“When the governor issued her most recent order in conjunction with [Gordon] … we knew once again that this was a moment for us to step up and provide some much-needed relief,” Burton said.
The timing was important, Burton said, because the order immediately curtailed revenue for the affected businesses, even as many had already been through closures. Also, Burton said, the MEDC looked ahead to winter and the expected slowdown in seasonal business, particularly for restaurants, over coming months.
“This was a moment for us to step up,” Burton said.
The plan calls for $10 million in grants of up to $15,000 to be distributed to businesses in the troubled sectors with 2 to 50 employees and revenue of at least $25,000. Another $1 million will be allowed for administrative fees. Funding is coming through Community Development Block Grants provided to Michigan from the federal CARES Act, and it represents some of the state’s last dollars available through that $2 trillion nationwide plan.
Businesses eligible for the grants include:
- restaurants, bars and other food and beverage service providers
- travel and tourism destinations, including lodging providers
- live event venues and movie theaters
- conference and meeting facilities
- ice skating rinks
- indoor water parks
- bowling centers

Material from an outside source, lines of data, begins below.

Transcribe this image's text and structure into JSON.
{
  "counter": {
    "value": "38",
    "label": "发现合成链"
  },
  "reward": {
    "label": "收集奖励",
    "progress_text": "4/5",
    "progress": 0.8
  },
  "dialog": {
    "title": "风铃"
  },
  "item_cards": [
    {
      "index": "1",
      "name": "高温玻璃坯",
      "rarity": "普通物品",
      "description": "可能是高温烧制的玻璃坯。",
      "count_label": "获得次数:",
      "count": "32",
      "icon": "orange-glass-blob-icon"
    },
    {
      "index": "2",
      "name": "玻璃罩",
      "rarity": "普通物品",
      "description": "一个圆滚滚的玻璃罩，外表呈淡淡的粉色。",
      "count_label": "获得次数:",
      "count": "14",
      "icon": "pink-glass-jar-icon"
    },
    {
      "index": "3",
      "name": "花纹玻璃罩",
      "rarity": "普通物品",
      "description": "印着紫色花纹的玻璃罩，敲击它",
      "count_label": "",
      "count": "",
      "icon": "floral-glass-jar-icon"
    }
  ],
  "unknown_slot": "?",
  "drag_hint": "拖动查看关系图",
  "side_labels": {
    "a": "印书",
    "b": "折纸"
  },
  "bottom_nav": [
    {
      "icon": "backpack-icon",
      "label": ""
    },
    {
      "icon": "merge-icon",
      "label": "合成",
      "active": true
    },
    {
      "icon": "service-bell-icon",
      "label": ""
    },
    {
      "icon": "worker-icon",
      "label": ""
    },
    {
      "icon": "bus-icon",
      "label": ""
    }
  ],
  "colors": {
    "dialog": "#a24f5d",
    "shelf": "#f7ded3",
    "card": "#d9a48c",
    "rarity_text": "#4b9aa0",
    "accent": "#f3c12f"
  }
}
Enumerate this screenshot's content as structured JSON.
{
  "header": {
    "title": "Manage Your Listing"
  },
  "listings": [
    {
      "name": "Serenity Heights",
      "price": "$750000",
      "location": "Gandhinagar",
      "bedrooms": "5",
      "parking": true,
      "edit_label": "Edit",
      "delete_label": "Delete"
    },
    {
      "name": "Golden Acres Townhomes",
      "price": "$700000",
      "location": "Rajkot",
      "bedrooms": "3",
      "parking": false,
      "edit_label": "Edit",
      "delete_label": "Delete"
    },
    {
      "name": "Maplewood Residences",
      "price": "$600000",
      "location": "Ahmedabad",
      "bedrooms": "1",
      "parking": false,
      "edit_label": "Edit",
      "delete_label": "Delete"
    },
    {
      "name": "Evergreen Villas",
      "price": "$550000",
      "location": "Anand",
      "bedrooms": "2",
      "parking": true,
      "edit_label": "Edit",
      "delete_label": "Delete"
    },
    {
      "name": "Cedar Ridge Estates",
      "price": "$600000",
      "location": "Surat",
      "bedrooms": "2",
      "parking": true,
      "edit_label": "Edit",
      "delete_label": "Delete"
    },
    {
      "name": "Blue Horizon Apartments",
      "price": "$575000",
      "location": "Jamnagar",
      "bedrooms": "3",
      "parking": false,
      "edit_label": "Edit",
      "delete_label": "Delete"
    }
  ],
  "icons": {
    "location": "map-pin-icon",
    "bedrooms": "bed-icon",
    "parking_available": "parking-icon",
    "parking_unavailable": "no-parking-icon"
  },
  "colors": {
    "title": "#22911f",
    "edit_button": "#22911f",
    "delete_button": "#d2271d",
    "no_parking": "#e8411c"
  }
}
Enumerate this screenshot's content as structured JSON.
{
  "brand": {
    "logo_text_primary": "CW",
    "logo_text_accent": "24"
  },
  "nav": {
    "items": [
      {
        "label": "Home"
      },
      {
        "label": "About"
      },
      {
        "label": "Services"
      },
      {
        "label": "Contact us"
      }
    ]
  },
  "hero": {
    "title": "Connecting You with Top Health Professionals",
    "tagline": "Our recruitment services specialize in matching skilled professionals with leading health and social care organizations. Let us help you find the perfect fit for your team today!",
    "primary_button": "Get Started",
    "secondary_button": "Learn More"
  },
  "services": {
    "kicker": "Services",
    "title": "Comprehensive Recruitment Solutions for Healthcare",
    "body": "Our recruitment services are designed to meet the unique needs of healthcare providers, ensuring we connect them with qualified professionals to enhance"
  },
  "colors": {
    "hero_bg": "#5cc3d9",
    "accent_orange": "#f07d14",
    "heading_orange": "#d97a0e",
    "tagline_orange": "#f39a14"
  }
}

- gyms and fitness centers
Those industries were disproportionately affected as Michigan lost about 1.06 million jobs from February to April, when Michigan was under Gov. Gretchen Whitmer’s stay-at-home order.
Other industries rebounded more quickly, though the state still is expected to be down 380,500 jobs at year-end. Recovery is projected to last beyond 2022, according to a recent University of Michigan economic forecast, which notes that in two years, the hotel and restaurant industry likely will still have 83,500 fewer jobs – a decline of 20 percent – from before the pandemic.
The Michigan Restaurant & Lodging Industry says its surveys indicate that 8,000 Michigan restaurants could close permanently over the course of the pandemic. Hotels, meanwhile, are seeing a national unemployment rate of about 30 percent, and two-thirds of U.S. hotels warn that they could close, according to the American Hotel and Lodging Association.
Work on the Pure Michigan Small Business Relief Initiative starts this week. Applications for a grant administrator will begin immediately, and businesses should be able to ask for consideration by Dec. 15, said Burton.
The first-come, first-serve grants will be distributed across the state.
Allocations are divided among MEDC’s 10 regions, with the largest portion – $3.55 million, or 35.5 percent – heading to Metro Detroit’s three counties. The second-largest portion is $1.3 million, which will be distributed in the 13 counties in the greater Grand Rapids area. The smallest distribution will be $400,000, or 4 percent, which is designated for the northeast Lower Peninsula.
The program follows earlier grant programs run through the MEDC, including the $100 million Small Business Restart Grants. Burton said at least 18,500 Michigan businesses have received some assistance, with an estimated 147,000 jobs retained.
Echlin, of 734 Brewing, agrees with Burton that the latest restrictions “are really bad timing.” He’s been hoping the state will offer deferred tax collections, seeing that as – outside of grants – “the only lever left to pull.”
“Most restaurant, food and alcohol businesses focused on serving customers face to face are struggling right now,” Echlin said.
“This time, the cards are stacked against us.”